Category Archives: Samir Jain

Emergency Communication Outpacing Fire

In my last post, I talked about some of the emerging trends in the fire alarm industry.  If you look at the history of the industry, some very high profile fire events in the last century led to our current code-driven, failsafe system requirements.  These systems must be inspected regularly to ensure proper operation.  In fact, some have said that the threat of a Fire is a non-issue in commercial buildings due to all of the emphasis that’s been placed on fire prevention, protective building materials and rapid detection.

In recent years, it’s not fire but the increase of high-profile tragedies involving severe weather, bombings, and active shooters that are attracting the attention of the media and broader public.  Because of this, greater focus has been placed on the adoption of Emergency Communication Systems (ECS) across a number of markets.  Recent market reports project double-digit annual growth for the ECS market, far greater than the growth of the Fire Alarm industry.  Some verticals such as Military / Government are leaders in adoption, with Education and Healthcare following closely.  Other public gathering places such as stadiums and places of worship are starting to develop their respective ECS plans.

A report by MarketsandMarkets, “Mass Notification Market – Global Advancements, Market Forecasts and Analysis (2013 – 2018)” estimates the global mass notification market will grow from $2.41 billion in 2013 to $6.41 billion in 2018 at a Compound Annual Growth Rate (CAGR) of 21.6% during that time. In this report, Honeywell, which includes its endorsed brands, is named as a major player in the mass notification (a.k.a. emergency communication) market.

Although these numbers are big, I can’t see any reason for them to be wrong. On the contrary, I wouldn’t be surprised if these numbers turn out to be low. As the media continues to place a strong focus on non-fire tragedies, pressures will continue to mount for public places to have a means of communicating with occupants during emergencies.



About the Author:
Samir Jain is the Director of Strategic Marketing for Honeywell Fire Systems. In this role, Samir leads the development of the company strategy and oversees the product marketing group.​​​

Markets and Technology: What’s Hot, What’s Not

The construction market continued its post-recession recovery in 2013.  So what can we expect in 2014?  From the data I’ve seen, nonresidential markets will see 7-10% growth in new construction starts, versus the 2-3% for 2013.  Looking at specific verticals:

  • Education is still a big market, but it’s not growing at the same rate as in the past few years
  • ​​The government shutdown put a halt to a lot of federal government facilities spending, and the Affordable Care Act is causing some uncertainty in health-care construction
  • Vacancy rates for office space and hotels are steadily decreasing, which means more spending on new construction for these markets
  • As for retail, we’re seeing the same trends as last year where your dollar stores and big-box discount stores continue to grow

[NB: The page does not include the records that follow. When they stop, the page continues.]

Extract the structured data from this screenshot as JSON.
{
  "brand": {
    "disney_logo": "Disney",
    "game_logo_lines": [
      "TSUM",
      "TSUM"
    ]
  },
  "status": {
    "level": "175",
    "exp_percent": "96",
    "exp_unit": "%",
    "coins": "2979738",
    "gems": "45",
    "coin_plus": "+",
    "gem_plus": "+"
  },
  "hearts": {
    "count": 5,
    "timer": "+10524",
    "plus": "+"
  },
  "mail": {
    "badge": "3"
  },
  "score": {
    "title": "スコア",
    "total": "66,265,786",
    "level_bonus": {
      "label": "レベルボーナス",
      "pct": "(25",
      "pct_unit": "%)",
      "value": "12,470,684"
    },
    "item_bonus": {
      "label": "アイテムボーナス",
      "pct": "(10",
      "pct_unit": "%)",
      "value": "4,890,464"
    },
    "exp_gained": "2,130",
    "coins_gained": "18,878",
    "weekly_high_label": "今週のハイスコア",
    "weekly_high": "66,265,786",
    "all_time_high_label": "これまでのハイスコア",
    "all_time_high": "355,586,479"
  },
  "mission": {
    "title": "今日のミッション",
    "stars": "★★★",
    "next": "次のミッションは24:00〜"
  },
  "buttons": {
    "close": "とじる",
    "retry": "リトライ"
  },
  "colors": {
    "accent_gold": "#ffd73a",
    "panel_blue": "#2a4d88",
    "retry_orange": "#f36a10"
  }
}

Customers are becoming more sophisticated when purchasing systems.  Nowadays, end users expect to find online resources to allow them to research a product before buying.  Certainly the manufacturers have to have easy-to-navigate and content-rich websites, but so do the dealers and integrators that are selling and installing this equipment.

One of the really fascinating trends is what some have dubbed the “Apple effect”.  Many a journalist has written about how Apple has productized so many disruptive, breakthrough technologies.  They also share a common theme: their focus on human factors; that is, their ability to focus on the entire customer experience, from researching a product, to buying it, installing it, and maintaining / upgrading it.  Customers want an Apple-like experience with all of their products, including their fire alarm systems.  So you’ll see more emphasis on products that are easier to install, easier to program, etc.

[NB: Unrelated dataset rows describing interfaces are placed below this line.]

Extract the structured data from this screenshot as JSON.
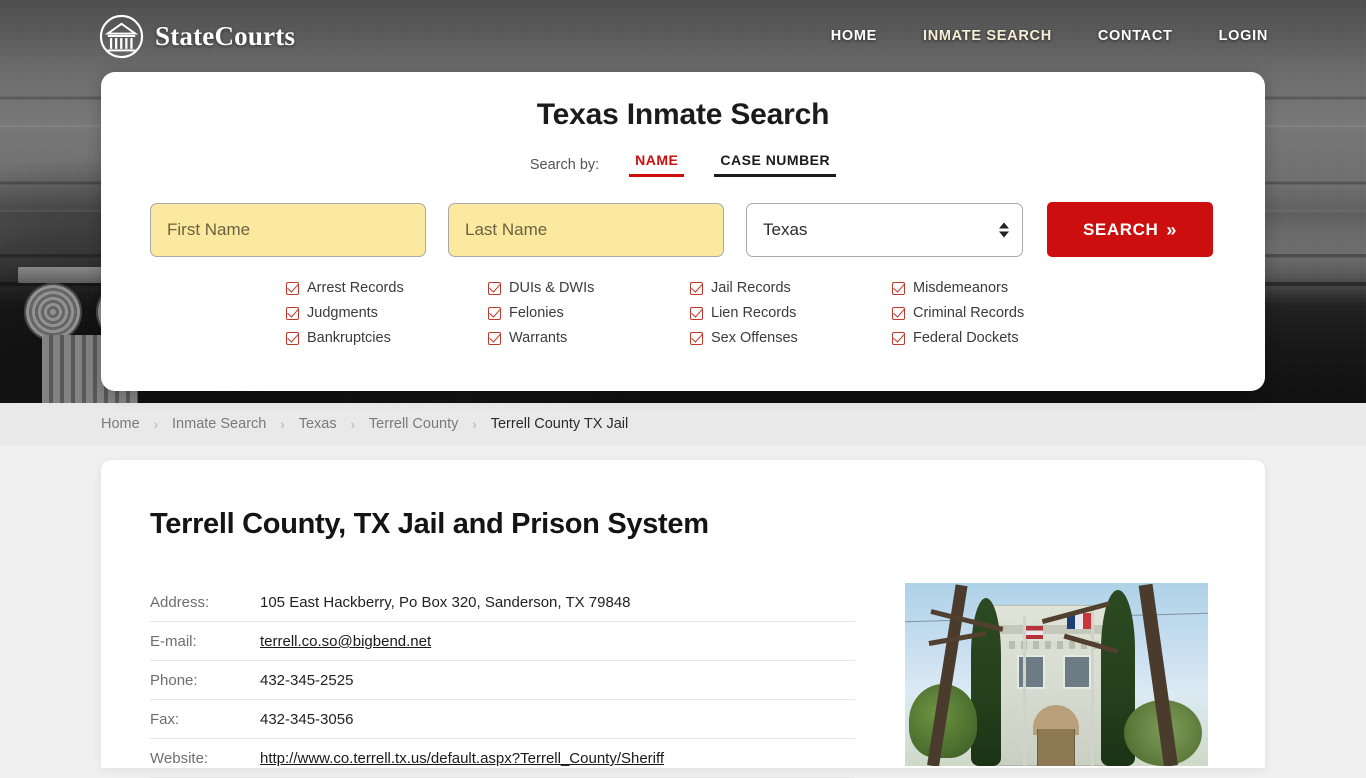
{
  "brand": {
    "name": "StateCourts",
    "logo_icon": "courthouse-circle-icon"
  },
  "nav": {
    "items": [
      {
        "label": "HOME",
        "active": false
      },
      {
        "label": "INMATE SEARCH",
        "active": true
      },
      {
        "label": "CONTACT",
        "active": false
      },
      {
        "label": "LOGIN",
        "active": false
      }
    ]
  },
  "search": {
    "title": "Texas Inmate Search",
    "search_by_label": "Search by:",
    "tabs": [
      {
        "label": "NAME",
        "active": true
      },
      {
        "label": "CASE NUMBER",
        "active": false
      }
    ],
    "first_name": {
      "value": "",
      "placeholder": "First Name"
    },
    "last_name": {
      "value": "",
      "placeholder": "Last Name"
    },
    "state": {
      "value": "Texas"
    },
    "button_label": "SEARCH",
    "button_chevron": "»",
    "accent_red": "#cc0e0e",
    "field_highlight": "#fbe9a0",
    "checkboxes": [
      "Arrest Records",
      "DUIs & DWIs",
      "Jail Records",
      "Misdemeanors",
      "Judgments",
      "Felonies",
      "Lien Records",
      "Criminal Records",
      "Bankruptcies",
      "Warrants",
      "Sex Offenses",
      "Federal Dockets"
    ]
  },
  "breadcrumb": {
    "separator": "›",
    "items": [
      {
        "label": "Home",
        "current": false
      },
      {
        "label": "Inmate Search",
        "current": false
      },
      {
        "label": "Texas",
        "current": false
      },
      {
        "label": "Terrell County",
        "current": false
      },
      {
        "label": "Terrell County TX Jail",
        "current": true
      }
    ]
  },
  "main": {
    "page_title": "Terrell County, TX Jail and Prison System",
    "details": [
      {
        "key": "Address:",
        "value": "105 East Hackberry, Po Box 320, Sanderson, TX 79848",
        "link": false
      },
      {
        "key": "E-mail:",
        "value": "terrell.co.so@bigbend.net",
        "link": true
      },
      {
        "key": "Phone:",
        "value": "432-345-2525",
        "link": false
      },
      {
        "key": "Fax:",
        "value": "432-345-3056",
        "link": false
      },
      {
        "key": "Website:",
        "value": "http://www.co.terrell.tx.us/default.aspx?Terrell_County/Sheriff",
        "link": true
      }
    ],
    "photo_alt": "terrell-county-courthouse-photo"
  }
}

The one knock against Apple is the reason that Google / Android does well.  Apple has a closed (or proprietary) system, vs. Android’s open (or non-proprietary) system.  Building owners are wary of being held captive by a system that can only be serviced by a highly specialized firm.  As with anyone, they want choices.  So you’re starting to see more and more building specs that call for a non-proprietary system.

The final trend is around integration.  Many users want an integrated system, one that incorporates fire, security, HVAC, and other controls.  Some large manufacturers have reorganized their corporations to be better aligned for this.  All of this will lead fire systems to do more than just detect Fire.  All of which I’ll be discussing in my next post!


About the Author:
Samir Jain is the Director of Strategic Marketing for Honeywell Fire Systems. In this role, Samir leads the development of the company strategy and oversees the product marketing group.​​​